  abstract     = {<p>Studies on predatory arthropods in agricultural areas seldom include Diptera other than hoverflies, partly because common sampling methods are less effective for capturing species that easily fly off when disturbed. To study the effect from this bias when describing the predator community, we compared traditional beat sampling of branches and suction sampling for describing the community of predatory arthropods in Swedish apple orchards, both organic orchards and orchards using integrated pest management (IPM). Our results indicate that the proportion of both predatory dipterans and parasitic hymenopterans increase dramatically when using suction sampling (Diptera: 32% vs. 20%, Hymenoptera: 25% vs. 7%). In fact, predatory dipterans were the most abundant predatory group when using suction sampling, in contrast to beat sampling where spiders were the most abundant group. One group of predatory flies that was particularly rich in both species and individuals in the surveyed apple orchards was dance flies in the family Hybotidae. Even though the bias of sampling method was evident, it was encouraging that the method choice did not affect the conclusions concerning management on predatory arthropod communities. With both methods, dipteran and coleopteran predators were more abundant in organic apple orchards whereas opilionids were more abundant in orchards managed according to IPM. The inclusion of landscape variables further indicated effects of landscape diversity and of deciduous forest cover, but the response varied in sign between predatory groups. Whereas both Coleoptera and Heteroptera were more abundant in orchards surrounded by more complex landscapes (high landscape diversity and/or high deciduous forest cover), spiders, opilionids and dipterans were rather less abundant in these orchards. To conclude, our study points to the potential importance of predatory dipterans in apple orchards, and we highly recommend future studies of arthropod predators in apple and other crops to actively include predatory Diptera.</p>},
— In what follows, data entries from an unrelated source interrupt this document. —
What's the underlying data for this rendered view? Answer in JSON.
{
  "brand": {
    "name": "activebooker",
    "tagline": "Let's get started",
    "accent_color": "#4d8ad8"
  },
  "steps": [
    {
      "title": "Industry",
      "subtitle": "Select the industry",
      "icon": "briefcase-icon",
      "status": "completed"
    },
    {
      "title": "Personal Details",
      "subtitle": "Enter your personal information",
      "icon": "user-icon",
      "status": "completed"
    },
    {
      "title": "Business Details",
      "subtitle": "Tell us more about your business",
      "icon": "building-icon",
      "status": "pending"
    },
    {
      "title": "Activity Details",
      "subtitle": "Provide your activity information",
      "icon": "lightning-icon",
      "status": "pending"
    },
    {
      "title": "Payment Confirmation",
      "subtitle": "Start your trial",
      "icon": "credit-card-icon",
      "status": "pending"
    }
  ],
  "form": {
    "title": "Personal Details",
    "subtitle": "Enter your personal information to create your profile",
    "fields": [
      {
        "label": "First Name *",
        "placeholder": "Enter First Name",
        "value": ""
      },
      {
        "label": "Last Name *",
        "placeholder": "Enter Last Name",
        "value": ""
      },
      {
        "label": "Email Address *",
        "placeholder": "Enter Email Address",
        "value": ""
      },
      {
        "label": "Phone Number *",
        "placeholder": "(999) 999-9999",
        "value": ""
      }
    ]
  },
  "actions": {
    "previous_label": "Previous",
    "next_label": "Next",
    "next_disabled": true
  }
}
  author       = {Hambäck, Peter A. and Porcel, Mario and Tasin, Marco and Samnegård, Ulrika},
  issn         = {0931-2048},
  language     = {eng},
  number       = {44198},
  pages        = {46--54},
  publisher    = {Wiley-Blackwell},
  series       = {Journal of Applied Entomology},
  title        = {Predatory arthropod community composition in apple orchards : Orchard management, landscape structure and sampling method},
  url          = {http://dx.doi.org/10.1111/jen.12832},
  doi          = {10.1111/jen.12832},
  volume       = {145},
  year         = {2021},
}